● Problem statement:
Copy out all the entries shown below, exactly as they appear.

● Provided information:
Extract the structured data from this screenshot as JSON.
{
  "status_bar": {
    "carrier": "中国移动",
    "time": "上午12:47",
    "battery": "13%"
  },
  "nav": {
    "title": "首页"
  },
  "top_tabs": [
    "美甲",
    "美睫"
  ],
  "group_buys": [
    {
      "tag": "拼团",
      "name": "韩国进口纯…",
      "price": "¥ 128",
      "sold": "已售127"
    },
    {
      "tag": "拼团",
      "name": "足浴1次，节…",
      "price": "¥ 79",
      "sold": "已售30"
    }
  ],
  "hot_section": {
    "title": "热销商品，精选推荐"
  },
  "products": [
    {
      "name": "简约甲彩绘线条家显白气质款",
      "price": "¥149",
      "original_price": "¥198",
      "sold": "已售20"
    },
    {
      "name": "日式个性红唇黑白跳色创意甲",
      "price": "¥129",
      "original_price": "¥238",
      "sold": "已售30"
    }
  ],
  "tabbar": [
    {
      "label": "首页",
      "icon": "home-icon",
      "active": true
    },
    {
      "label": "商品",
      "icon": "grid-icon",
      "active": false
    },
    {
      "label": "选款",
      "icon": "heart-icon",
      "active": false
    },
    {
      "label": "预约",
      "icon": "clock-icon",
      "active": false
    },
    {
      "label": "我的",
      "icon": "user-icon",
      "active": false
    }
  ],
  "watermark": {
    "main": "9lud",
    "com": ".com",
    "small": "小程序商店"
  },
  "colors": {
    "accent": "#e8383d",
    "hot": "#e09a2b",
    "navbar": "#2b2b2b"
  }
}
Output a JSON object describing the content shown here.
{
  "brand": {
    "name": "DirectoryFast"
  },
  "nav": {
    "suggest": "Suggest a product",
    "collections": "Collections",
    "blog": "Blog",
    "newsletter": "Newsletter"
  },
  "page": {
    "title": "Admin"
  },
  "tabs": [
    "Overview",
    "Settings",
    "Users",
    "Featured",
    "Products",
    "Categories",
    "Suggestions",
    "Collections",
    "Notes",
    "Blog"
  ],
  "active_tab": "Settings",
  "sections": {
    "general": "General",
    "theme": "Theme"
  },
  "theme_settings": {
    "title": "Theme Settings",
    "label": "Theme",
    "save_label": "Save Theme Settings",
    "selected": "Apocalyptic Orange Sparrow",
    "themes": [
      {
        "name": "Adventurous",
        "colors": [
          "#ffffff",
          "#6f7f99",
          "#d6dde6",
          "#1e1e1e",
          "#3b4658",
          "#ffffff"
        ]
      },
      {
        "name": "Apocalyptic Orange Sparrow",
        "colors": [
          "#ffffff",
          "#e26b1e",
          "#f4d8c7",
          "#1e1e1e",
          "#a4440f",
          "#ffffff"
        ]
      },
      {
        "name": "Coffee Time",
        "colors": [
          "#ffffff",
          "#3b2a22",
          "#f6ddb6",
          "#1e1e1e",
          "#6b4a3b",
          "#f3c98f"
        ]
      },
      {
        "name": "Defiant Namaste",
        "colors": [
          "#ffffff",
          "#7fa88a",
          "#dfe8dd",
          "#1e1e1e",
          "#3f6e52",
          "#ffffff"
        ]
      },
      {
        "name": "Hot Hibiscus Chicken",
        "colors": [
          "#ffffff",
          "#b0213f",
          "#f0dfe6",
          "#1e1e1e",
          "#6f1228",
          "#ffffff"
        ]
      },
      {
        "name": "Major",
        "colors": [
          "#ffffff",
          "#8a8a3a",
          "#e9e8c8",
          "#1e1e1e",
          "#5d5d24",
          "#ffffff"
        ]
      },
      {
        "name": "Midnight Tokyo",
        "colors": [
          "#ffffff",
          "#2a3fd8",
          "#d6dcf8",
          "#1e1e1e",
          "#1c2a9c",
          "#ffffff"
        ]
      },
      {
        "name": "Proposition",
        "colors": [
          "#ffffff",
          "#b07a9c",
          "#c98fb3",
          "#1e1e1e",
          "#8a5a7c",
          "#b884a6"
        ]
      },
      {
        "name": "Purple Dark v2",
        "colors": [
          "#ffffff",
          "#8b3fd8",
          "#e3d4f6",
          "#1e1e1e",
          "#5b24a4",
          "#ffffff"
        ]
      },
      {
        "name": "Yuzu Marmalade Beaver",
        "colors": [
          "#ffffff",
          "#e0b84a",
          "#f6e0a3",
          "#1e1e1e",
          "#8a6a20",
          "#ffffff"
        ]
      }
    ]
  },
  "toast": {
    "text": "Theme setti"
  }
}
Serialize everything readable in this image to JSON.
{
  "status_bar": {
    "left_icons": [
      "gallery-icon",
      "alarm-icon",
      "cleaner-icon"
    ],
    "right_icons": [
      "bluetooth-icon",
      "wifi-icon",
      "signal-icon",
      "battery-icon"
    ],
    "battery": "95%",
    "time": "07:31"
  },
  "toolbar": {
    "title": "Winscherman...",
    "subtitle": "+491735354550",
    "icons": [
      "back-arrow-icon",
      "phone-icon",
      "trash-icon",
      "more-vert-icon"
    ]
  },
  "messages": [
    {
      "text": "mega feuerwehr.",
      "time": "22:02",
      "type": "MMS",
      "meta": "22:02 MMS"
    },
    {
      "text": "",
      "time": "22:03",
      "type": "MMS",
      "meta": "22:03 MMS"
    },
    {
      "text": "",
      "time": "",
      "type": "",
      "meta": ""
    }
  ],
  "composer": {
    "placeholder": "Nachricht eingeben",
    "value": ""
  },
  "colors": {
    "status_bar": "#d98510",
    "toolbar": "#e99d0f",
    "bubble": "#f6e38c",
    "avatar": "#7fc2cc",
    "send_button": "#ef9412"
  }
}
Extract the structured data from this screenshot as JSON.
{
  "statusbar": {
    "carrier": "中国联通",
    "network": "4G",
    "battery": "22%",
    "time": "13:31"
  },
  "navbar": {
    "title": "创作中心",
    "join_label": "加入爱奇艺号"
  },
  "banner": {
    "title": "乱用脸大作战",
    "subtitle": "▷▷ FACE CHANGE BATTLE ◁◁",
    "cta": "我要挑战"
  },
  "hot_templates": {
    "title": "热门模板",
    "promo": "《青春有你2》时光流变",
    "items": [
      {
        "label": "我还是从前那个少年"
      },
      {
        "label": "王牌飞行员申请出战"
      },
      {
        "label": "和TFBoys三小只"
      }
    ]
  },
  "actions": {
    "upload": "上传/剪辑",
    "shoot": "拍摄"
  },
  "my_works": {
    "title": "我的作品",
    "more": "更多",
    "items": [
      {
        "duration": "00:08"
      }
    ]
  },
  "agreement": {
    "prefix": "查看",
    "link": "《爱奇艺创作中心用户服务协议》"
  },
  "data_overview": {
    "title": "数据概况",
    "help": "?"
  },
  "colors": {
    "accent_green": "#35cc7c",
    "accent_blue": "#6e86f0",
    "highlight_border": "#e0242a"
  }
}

● Answer:
Extract the structured data from this screenshot as JSON.
{
  "status_bar": {
    "carrier": "中国移动",
    "time": "上午12:47",
    "battery": "13%"
  },
  "nav": {
    "title": "首页"
  },
  "top_tabs": [
    "美甲",
    "美睫"
  ],
  "group_buys": [
    {
      "tag": "拼团",
      "name": "韩国进口纯…",
      "price": "¥ 128",
      "sold": "已售127"
    },
    {
      "tag": "拼团",
      "name": "足浴1次，节…",
      "price": "¥ 79",
      "sold": "已售30"
    }
  ],
  "hot_section": {
    "title": "热销商品，精选推荐"
  },
  "products": [
    {
      "name": "简约甲彩绘线条家显白气质款",
      "price": "¥149",
      "original_price": "¥198",
      "sold": "已售20"
    },
    {
      "name": "日式个性红唇黑白跳色创意甲",
      "price": "¥129",
      "original_price": "¥238",
      "sold": "已售30"
    }
  ],
  "tabbar": [
    {
      "label": "首页",
      "icon": "home-icon",
      "active": true
    },
    {
      "label": "商品",
      "icon": "grid-icon",
      "active": false
    },
    {
      "label": "选款",
      "icon": "heart-icon",
      "active": false
    },
    {
      "label": "预约",
      "icon": "clock-icon",
      "active": false
    },
    {
      "label": "我的",
      "icon": "user-icon",
      "active": false
    }
  ],
  "watermark": {
    "main": "9lud",
    "com": ".com",
    "small": "小程序商店"
  },
  "colors": {
    "accent": "#e8383d",
    "hot": "#e09a2b",
    "navbar": "#2b2b2b"
  }
}
Output a JSON object describing the content shown here.
{
  "brand": {
    "name": "DirectoryFast"
  },
  "nav": {
    "suggest": "Suggest a product",
    "collections": "Collections",
    "blog": "Blog",
    "newsletter": "Newsletter"
  },
  "page": {
    "title": "Admin"
  },
  "tabs": [
    "Overview",
    "Settings",
    "Users",
    "Featured",
    "Products",
    "Categories",
    "Suggestions",
    "Collections",
    "Notes",
    "Blog"
  ],
  "active_tab": "Settings",
  "sections": {
    "general": "General",
    "theme": "Theme"
  },
  "theme_settings": {
    "title": "Theme Settings",
    "label": "Theme",
    "save_label": "Save Theme Settings",
    "selected": "Apocalyptic Orange Sparrow",
    "themes": [
      {
        "name": "Adventurous",
        "colors": [
          "#ffffff",
          "#6f7f99",
          "#d6dde6",
          "#1e1e1e",
          "#3b4658",
          "#ffffff"
        ]
      },
      {
        "name": "Apocalyptic Orange Sparrow",
        "colors": [
          "#ffffff",
          "#e26b1e",
          "#f4d8c7",
          "#1e1e1e",
          "#a4440f",
          "#ffffff"
        ]
      },
      {
        "name": "Coffee Time",
        "colors": [
          "#ffffff",
          "#3b2a22",
          "#f6ddb6",
          "#1e1e1e",
          "#6b4a3b",
          "#f3c98f"
        ]
      },
      {
        "name": "Defiant Namaste",
        "colors": [
          "#ffffff",
          "#7fa88a",
          "#dfe8dd",
          "#1e1e1e",
          "#3f6e52",
          "#ffffff"
        ]
      },
      {
        "name": "Hot Hibiscus Chicken",
        "colors": [
          "#ffffff",
          "#b0213f",
          "#f0dfe6",
          "#1e1e1e",
          "#6f1228",
          "#ffffff"
        ]
      },
      {
        "name": "Major",
        "colors": [
          "#ffffff",
          "#8a8a3a",
          "#e9e8c8",
          "#1e1e1e",
          "#5d5d24",
          "#ffffff"
        ]
      },
      {
        "name": "Midnight Tokyo",
        "colors": [
          "#ffffff",
          "#2a3fd8",
          "#d6dcf8",
          "#1e1e1e",
          "#1c2a9c",
          "#ffffff"
        ]
      },
      {
        "name": "Proposition",
        "colors": [
          "#ffffff",
          "#b07a9c",
          "#c98fb3",
          "#1e1e1e",
          "#8a5a7c",
          "#b884a6"
        ]
      },
      {
        "name": "Purple Dark v2",
        "colors": [
          "#ffffff",
          "#8b3fd8",
          "#e3d4f6",
          "#1e1e1e",
          "#5b24a4",
          "#ffffff"
        ]
      },
      {
        "name": "Yuzu Marmalade Beaver",
        "colors": [
          "#ffffff",
          "#e0b84a",
          "#f6e0a3",
          "#1e1e1e",
          "#8a6a20",
          "#ffffff"
        ]
      }
    ]
  },
  "toast": {
    "text": "Theme setti"
  }
}
Serialize everything readable in this image to JSON.
{
  "status_bar": {
    "left_icons": [
      "gallery-icon",
      "alarm-icon",
      "cleaner-icon"
    ],
    "right_icons": [
      "bluetooth-icon",
      "wifi-icon",
      "signal-icon",
      "battery-icon"
    ],
    "battery": "95%",
    "time": "07:31"
  },
  "toolbar": {
    "title": "Winscherman...",
    "subtitle": "+491735354550",
    "icons": [
      "back-arrow-icon",
      "phone-icon",
      "trash-icon",
      "more-vert-icon"
    ]
  },
  "messages": [
    {
      "text": "mega feuerwehr.",
      "time": "22:02",
      "type": "MMS",
      "meta": "22:02 MMS"
    },
    {
      "text": "",
      "time": "22:03",
      "type": "MMS",
      "meta": "22:03 MMS"
    },
    {
      "text": "",
      "time": "",
      "type": "",
      "meta": ""
    }
  ],
  "composer": {
    "placeholder": "Nachricht eingeben",
    "value": ""
  },
  "colors": {
    "status_bar": "#d98510",
    "toolbar": "#e99d0f",
    "bubble": "#f6e38c",
    "avatar": "#7fc2cc",
    "send_button": "#ef9412"
  }
}
Extract the structured data from this screenshot as JSON.
{
  "statusbar": {
    "carrier": "中国联通",
    "network": "4G",
    "battery": "22%",
    "time": "13:31"
  },
  "navbar": {
    "title": "创作中心",
    "join_label": "加入爱奇艺号"
  },
  "banner": {
    "title": "乱用脸大作战",
    "subtitle": "▷▷ FACE CHANGE BATTLE ◁◁",
    "cta": "我要挑战"
  },
  "hot_templates": {
    "title": "热门模板",
    "promo": "《青春有你2》时光流变",
    "items": [
      {
        "label": "我还是从前那个少年"
      },
      {
        "label": "王牌飞行员申请出战"
      },
      {
        "label": "和TFBoys三小只"
      }
    ]
  },
  "actions": {
    "upload": "上传/剪辑",
    "shoot": "拍摄"
  },
  "my_works": {
    "title": "我的作品",
    "more": "更多",
    "items": [
      {
        "duration": "00:08"
      }
    ]
  },
  "agreement": {
    "prefix": "查看",
    "link": "《爱奇艺创作中心用户服务协议》"
  },
  "data_overview": {
    "title": "数据概况",
    "help": "?"
  },
  "colors": {
    "accent_green": "#35cc7c",
    "accent_blue": "#6e86f0",
    "highlight_border": "#e0242a"
  }
}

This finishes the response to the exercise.